GOLDMAN: Certain realities however, have intruded on Vanderbilt's utopian vision. Shortly after the changes in athletics, star quarterback Jay Cutler was asked in an interview if he'd consider acting in a school play. He laughed and said, `No way. That's not why I'm here.' Indeed, the time commitment for Division 1 sports, along with Vanderbilt's tough academic standards, make it tough for most athletes to have time for band or debate or student government. Still, there's a sense in many quarters on campus that Gordon Gee's restructuring remains a noble effort, one that perhaps can inspire other bigger schools to try to break down the barriers of athletic separation and entitlement. Tom Goldman, NPR News.

ELLIOTT: Tom joins us now to talk a bit more about Vanderbilt's experiment. Hi, Tom.

GOLDMAN: Hi, Debbie.

ELLIOTT: Tom, do you think other campuses will end up following Vandy's lead here? You know, quite frankly, in my mind I'm thinking about the University of Alabama, where I went to school, and I just can't see ever the University of Alabama not having an athletic department or an athletic director. It is just such a huge part of the school's identity.

GOLDMAN: I think you're absolutely right. Vanderbilt Chancellor Gordon Gee calls what he has done over the last two years `Jumping off the cliff.' And I think some schools are edging closer to the edge of the cliff. As you say, it's impossible to think at a major university, like Alabama or some of the universities that the Vanderbilt people talked about--Ohio State, Colorado...

ELLIOTT: Notre Dame.

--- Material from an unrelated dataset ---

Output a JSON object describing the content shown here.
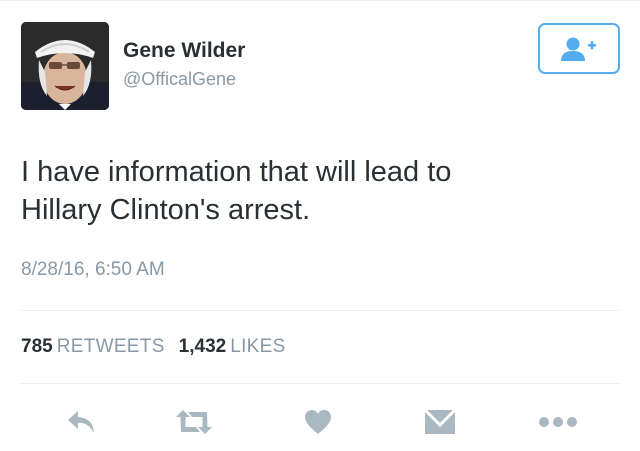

GOLDMAN: ...Notre Dame, doing away with their athletic directors. However, as I said, they're edging closer in that they're trying to integrate things traditionally, under the auspices of the athletic department, into the general university. At Ohio State, academic support for athletes usually went through the athletic department. That's counseling and tutoring. A lot of those functions are now being moved into the academic department under the umbrella of the general university. And it's their way to have academics overseeing this, bringing the athletic department back into or under the umbrella of the university, so it's not this whole kind of fiefdom off the to side.

ELLIOTT: Alumni are always very vocal and opinionated when it comes to sports on campus and can be rather demanding as well. Have Vanderbilt's alums responded to the elimination of the athletic department?

GOLDMAN: They have responded and they haven't. And in that, I mean when this first happened two years ago, a lot of alum who are steeped in tradition were worried, they were angry, they were confused: `Why are you tampering with what I know best--you know, the athletic department, the athletic director?' But interestingly, with all of that concern and some anger, contributions have not dropped off, and I think partly because throughout this process the last two years Vanderbilt sports teams have continued to do well. The men's and women's basketball teams have done well in the NCAA tournaments. The baseball team has done well. Minor sports have done well. And then, most recently, the football team has done well, and that ultimately is what boosters like to see. And now most of the people see that the sports haven't dropped off, that the facilities are being upgraded, and most really are comfortable. Although, in private, some will kind of tell you that this still is all a little weird.

ELLIOTT: NPR's Tom Goldman. Hope to hear from you again in a few weeks. Thanks.

GOLDMAN: My pleasure, Debbie.

Copyright © 2005 NPR. All rights reserved. Visit our website terms of use and permissions pages at www.npr.org for further information.

NPR transcripts are created on a rush deadline by a contractor for NPR, and accuracy and availability may vary. This text may not be in its final form and may be updated or revised in the future. Please be aware that the authoritative record of NPR’s programming is the audio.

Comments

 

Please keep your community civil. All comments must follow the NPR.org Community rules and terms of use, and will be moderated prior to posting. NPR reserves the right to use the comments we receive, in whole or in part, and to use the commenter's name and location, in any medium. See also the Terms of Use, Privacy Policy and Community FAQ.